▶ **Task details**:
Scan the entries below for the string "hint" and copy every line where it turns up.

▶ **Records for the task**:
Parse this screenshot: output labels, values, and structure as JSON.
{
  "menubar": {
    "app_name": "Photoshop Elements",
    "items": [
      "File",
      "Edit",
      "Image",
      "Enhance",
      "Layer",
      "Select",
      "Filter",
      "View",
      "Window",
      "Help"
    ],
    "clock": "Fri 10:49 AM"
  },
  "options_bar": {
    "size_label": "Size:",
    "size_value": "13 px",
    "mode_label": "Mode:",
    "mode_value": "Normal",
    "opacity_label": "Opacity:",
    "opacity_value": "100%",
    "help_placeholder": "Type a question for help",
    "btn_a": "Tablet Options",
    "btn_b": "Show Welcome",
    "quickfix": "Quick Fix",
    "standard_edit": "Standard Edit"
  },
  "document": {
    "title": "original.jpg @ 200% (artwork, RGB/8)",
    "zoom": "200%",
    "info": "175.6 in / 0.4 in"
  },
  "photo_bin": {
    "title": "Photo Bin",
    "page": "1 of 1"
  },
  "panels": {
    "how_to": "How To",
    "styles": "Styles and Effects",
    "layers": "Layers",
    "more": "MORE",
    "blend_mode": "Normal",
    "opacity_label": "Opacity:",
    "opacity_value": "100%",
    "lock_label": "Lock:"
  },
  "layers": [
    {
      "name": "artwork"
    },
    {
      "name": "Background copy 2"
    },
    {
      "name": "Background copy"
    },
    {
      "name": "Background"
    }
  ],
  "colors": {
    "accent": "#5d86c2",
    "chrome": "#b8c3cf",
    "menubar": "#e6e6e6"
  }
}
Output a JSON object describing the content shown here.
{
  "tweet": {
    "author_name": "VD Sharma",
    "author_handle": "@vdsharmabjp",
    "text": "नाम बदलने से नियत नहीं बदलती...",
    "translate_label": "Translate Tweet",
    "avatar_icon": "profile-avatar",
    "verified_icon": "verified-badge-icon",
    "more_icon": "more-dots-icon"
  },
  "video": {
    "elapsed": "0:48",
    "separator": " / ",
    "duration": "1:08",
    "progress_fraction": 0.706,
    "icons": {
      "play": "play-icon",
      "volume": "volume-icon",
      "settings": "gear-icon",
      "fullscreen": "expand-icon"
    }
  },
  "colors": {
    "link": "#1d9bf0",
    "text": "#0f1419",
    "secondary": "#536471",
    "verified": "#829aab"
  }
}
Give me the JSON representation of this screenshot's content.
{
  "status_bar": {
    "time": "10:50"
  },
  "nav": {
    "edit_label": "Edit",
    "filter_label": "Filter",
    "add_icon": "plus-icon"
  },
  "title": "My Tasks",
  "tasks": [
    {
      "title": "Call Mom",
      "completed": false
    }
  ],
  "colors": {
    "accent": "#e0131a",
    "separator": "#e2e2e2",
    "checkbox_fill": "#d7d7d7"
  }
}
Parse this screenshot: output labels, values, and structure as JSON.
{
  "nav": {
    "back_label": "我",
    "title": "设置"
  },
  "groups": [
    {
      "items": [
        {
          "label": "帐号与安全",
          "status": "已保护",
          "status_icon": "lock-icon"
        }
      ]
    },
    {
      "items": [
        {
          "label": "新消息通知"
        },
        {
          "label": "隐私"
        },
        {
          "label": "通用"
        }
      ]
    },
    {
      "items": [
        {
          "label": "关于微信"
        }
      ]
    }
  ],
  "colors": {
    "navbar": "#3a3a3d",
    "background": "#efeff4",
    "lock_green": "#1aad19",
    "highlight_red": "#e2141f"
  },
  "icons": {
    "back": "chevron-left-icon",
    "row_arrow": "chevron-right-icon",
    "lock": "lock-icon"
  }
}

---

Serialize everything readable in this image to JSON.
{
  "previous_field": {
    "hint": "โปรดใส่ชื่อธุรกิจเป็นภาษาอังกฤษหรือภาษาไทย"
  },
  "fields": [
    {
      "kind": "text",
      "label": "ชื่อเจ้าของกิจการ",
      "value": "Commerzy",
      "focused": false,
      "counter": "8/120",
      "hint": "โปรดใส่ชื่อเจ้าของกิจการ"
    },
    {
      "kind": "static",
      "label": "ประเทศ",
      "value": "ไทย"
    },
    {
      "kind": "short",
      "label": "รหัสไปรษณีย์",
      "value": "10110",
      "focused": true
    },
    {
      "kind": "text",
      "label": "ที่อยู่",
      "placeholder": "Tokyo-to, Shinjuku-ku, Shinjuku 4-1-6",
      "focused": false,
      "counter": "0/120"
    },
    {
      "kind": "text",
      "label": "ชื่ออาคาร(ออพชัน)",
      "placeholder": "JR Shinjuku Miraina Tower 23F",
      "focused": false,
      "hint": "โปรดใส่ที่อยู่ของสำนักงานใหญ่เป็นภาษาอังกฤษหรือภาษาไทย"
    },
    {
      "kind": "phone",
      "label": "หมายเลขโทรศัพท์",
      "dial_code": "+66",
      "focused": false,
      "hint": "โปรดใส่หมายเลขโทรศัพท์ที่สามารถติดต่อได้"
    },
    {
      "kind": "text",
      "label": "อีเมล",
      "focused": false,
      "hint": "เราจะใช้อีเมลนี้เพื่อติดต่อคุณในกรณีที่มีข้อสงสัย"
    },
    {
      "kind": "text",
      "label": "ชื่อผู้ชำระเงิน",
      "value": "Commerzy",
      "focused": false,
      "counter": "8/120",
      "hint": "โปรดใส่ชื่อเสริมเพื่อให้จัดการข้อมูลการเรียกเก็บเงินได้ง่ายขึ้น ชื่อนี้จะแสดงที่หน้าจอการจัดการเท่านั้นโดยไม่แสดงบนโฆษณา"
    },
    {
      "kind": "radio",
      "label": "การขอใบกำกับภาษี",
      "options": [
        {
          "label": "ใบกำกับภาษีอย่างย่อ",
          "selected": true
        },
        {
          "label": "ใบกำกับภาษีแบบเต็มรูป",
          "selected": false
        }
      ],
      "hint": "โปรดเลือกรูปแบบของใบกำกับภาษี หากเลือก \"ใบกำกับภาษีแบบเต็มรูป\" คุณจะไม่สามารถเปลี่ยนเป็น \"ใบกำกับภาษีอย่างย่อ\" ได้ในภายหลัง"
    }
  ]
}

▶ **Solution for this exercise**:
    "hint": "โปรดใส่ชื่อธุรกิจเป็นภาษาอังกฤษหรือภาษาไทย"
      "hint": "โปรดใส่ชื่อเจ้าของกิจการ"
      "hint": "โปรดใส่ที่อยู่ของสำนักงานใหญ่เป็นภาษาอังกฤษหรือภาษาไทย"
      "hint": "โปรดใส่หมายเลขโทรศัพท์ที่สามารถติดต่อได้"
      "hint": "เราจะใช้อีเมลนี้เพื่อติดต่อคุณในกรณีที่มีข้อสงสัย"
      "hint": "โปรดใส่ชื่อเสริมเพื่อให้จัดการข้อมูลการเรียกเก็บเงินได้ง่ายขึ้น ชื่อนี้จะแสดงที่หน้าจอการจัดการเท่านั้นโดยไม่แสดงบนโฆษณา"
      "hint": "โปรดเลือกรูปแบบของใบกำกับภาษี หากเลือก \"ใบกำกับภาษีแบบเต็มรูป\" คุณจะไม่สามารถเปลี่ยนเป็น \"ใบกำกับภาษีอย่างย่อ\" ได้ในภายหลัง"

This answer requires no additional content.